Read the material below. Count the lines containing "handle" and give that count alone.

## Information supplied
──────

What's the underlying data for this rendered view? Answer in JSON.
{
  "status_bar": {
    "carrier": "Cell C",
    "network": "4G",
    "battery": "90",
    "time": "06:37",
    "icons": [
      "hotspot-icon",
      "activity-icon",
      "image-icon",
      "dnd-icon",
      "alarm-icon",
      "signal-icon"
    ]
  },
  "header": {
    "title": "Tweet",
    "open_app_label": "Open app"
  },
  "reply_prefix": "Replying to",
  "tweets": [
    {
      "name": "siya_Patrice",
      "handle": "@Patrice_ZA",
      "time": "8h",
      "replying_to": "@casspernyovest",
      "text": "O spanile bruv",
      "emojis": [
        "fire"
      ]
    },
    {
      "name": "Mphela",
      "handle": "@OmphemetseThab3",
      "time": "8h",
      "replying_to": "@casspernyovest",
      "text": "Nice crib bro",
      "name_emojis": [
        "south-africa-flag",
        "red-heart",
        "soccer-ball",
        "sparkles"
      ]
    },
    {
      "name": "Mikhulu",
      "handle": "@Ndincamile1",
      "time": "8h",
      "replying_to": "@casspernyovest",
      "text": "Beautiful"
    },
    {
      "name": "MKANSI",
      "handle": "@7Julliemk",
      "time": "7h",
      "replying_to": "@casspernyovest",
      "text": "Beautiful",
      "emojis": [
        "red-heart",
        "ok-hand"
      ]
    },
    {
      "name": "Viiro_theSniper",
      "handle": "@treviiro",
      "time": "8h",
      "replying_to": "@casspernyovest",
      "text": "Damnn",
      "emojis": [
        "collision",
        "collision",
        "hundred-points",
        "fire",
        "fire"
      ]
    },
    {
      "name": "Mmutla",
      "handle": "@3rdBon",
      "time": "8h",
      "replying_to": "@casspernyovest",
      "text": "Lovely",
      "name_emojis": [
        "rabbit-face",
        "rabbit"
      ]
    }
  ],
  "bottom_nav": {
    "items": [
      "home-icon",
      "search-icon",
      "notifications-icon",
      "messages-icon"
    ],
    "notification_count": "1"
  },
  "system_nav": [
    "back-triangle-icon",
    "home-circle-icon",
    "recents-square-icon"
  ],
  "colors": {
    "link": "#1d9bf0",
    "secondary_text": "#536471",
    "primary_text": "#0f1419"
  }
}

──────

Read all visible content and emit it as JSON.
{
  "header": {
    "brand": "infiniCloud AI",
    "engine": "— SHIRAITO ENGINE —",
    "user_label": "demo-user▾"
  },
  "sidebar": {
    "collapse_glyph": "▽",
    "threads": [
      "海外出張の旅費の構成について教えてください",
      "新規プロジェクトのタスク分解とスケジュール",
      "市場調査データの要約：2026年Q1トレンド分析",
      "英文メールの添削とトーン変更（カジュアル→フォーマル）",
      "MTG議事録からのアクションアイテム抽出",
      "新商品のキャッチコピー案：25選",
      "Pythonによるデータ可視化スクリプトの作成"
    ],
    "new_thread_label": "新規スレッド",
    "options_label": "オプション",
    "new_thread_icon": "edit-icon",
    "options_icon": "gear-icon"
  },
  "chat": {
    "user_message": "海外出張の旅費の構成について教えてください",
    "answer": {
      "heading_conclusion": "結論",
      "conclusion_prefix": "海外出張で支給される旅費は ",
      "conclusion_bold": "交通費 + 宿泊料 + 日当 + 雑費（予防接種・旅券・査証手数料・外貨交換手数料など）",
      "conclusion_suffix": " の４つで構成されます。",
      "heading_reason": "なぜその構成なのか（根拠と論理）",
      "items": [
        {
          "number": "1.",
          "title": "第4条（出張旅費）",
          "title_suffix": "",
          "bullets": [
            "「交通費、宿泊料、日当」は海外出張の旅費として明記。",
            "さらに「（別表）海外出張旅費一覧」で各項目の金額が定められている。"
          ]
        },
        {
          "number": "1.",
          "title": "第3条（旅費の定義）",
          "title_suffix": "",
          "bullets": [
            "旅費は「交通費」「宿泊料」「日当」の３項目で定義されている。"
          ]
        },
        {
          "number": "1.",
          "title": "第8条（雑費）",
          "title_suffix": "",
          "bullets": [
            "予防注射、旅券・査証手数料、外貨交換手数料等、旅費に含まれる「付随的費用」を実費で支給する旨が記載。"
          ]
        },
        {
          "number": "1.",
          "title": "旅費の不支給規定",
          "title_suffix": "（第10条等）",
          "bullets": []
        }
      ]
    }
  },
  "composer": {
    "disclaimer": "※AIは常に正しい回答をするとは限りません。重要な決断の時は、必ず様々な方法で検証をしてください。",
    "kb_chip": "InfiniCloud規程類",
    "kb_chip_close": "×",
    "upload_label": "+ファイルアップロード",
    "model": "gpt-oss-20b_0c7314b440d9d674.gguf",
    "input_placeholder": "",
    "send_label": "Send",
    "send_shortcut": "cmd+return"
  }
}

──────

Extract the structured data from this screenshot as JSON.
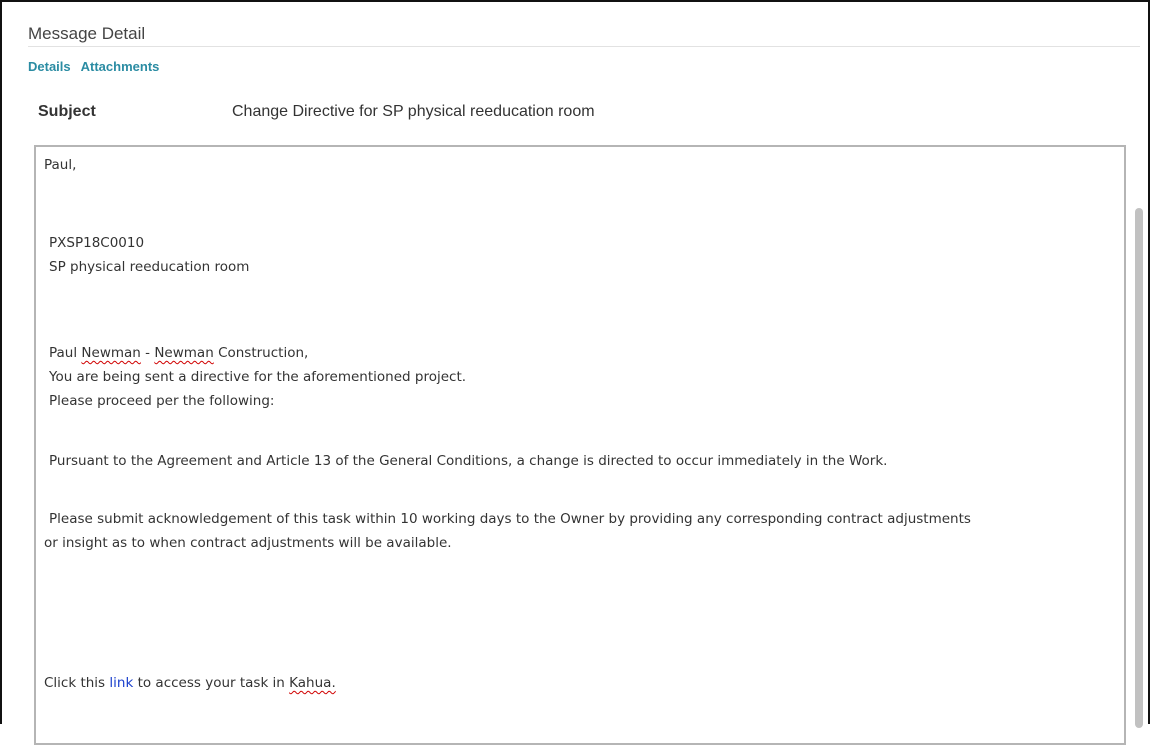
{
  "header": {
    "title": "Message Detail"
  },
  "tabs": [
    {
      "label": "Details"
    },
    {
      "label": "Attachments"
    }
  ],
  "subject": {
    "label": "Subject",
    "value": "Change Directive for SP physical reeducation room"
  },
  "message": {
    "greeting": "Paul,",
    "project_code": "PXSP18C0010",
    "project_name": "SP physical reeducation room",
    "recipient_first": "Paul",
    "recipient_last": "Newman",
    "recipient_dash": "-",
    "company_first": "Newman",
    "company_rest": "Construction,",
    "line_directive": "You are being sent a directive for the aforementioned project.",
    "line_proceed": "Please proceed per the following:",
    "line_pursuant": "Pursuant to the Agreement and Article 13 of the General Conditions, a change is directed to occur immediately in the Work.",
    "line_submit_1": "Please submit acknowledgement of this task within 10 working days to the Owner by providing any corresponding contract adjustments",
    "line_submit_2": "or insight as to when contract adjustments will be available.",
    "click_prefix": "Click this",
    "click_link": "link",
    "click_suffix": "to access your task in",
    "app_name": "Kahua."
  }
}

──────

## Answer box
6